Download the full transcription here: On the Serious Side bass transcription

Bassline Academy – Come on Come Over, Jaco Pastorius

Come on Come Over is the second track on Jaco Pastorius’ album called ‘Jaco Pastorius’! It’s a great album which takes you on a proper musical journey and is really well put together – if you haven’t heard it check it out, it’s been a firm favourite of mine for many years. Come on Come Over is one of the full on funky tracks with the horn section featuring amongst others the Brecker Brothers, David Sanborn and the great Howard Johnson (also of jazz tuba fame) on baritone sax.

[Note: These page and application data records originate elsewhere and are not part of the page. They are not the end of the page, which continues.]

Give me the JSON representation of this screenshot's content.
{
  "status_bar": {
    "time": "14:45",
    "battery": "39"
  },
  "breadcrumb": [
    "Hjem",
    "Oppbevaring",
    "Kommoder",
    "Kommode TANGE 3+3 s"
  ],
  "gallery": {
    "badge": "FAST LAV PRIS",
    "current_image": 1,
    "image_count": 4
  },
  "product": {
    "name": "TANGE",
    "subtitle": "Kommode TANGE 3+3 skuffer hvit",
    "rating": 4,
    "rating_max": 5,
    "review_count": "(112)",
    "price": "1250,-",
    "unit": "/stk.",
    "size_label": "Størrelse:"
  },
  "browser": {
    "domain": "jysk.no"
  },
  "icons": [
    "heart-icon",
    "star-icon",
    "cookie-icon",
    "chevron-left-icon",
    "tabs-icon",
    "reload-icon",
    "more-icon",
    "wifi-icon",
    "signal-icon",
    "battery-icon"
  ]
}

This track is a great example of Jaco’s melodic bass craft. He’s never just keeping time or outlining the harmony but playing long arching melodic phrases that are spellbinding. In essence the piece has just 2 sections. The bass line in the A section, which sits on C minor with a couple of ascending chromatic semi runs, stays rock solid the same all the way through the track.

The B section steps up a tone to D major. The bassline loosely follows the example on the left with Jaco continually embellishing the phrase in his own characteristic way throughout the tune. The way he plays makes it sound like there’s nearly always continual semiquaver movement in the bass, but listen closely and there’s actually a fair bit of space in his lines (well, in the first two B sections at least, he does let his hair down a bit in the last one!). Jaco’s note placement is impeccable and it’s his interaction with everything else that’s going on in the band that gives the feel of perpetual motion.

Click here to download a full transcription of Jaco’s bassline in Come on Come Over.

This may not be the most obvious track to try on tuba but I love this tight funky kind of thing so here goes!

Bassline Academy – Lingus, Michael League

Lingus has got to be one of my favourite Snarky Puppy tunes. Cory Henry’s epic solo will surely go down in history as one the greats, and underpinning it all is Michael League’s bass, which I think is a great example of groovy restraint. Michael League and Snarky Puppy can, by his own admission bit quite ‘chopsy’, and there’s certainly a lot of fireworks going on in the soloing and drumming on this track. But if you listen to the bass it’s actually doing the simple things (well, relatively simple things) really well. There are a few times when he lets loose but on the whole, especially in the Cory Henry solo, he’s just thumping out the same underpinning grove pattern without making things too fancy – there’s enough fancy stuff going on in the keyboard and drum parts!

 

The opening Emin riff is wonderfully phat and dirty, and so fits very well on tuba!

 

It’s in this section that Mr. League takes the (rare in this piece) opportunity to put in a choice fill. For me this is one of the bass highlights of the track! The use of C#s and low G# make things momentarily brighter implying Emaj briefly, before returning straight back to Emin.

A nice touch of rhythm section detail is how the syncopated pattern (that delays the root of the chord to beat 2 in bar 5 of the B section) leaves the low root out altogether on the third time we hear it. It’s a great example of how less is more. By just leaving out one choice note it gives a really nice moment of space but at the same time it’s like we still hear the low root even though it’s not there!

 After an increase in the baseline intensity through the horn solos, Michael finally lets loose for 4 bars in the tutti that ends the first section of the tune before reigning it all back in to hold down the repeating bassline in the second half of the piece.

As a bit of a tuba challenge a decided to transcribe the whole bass part and give it a blow. I’ve tried to get the transcription as honest to what Michael is playing as possible. It’s tricky to tell exactly what octave he’s playing in sometimes as there are other instruments doubling the baseline at times but here’s my best attempt.

Click here to download a pdf of the full Lingus Bass transcription.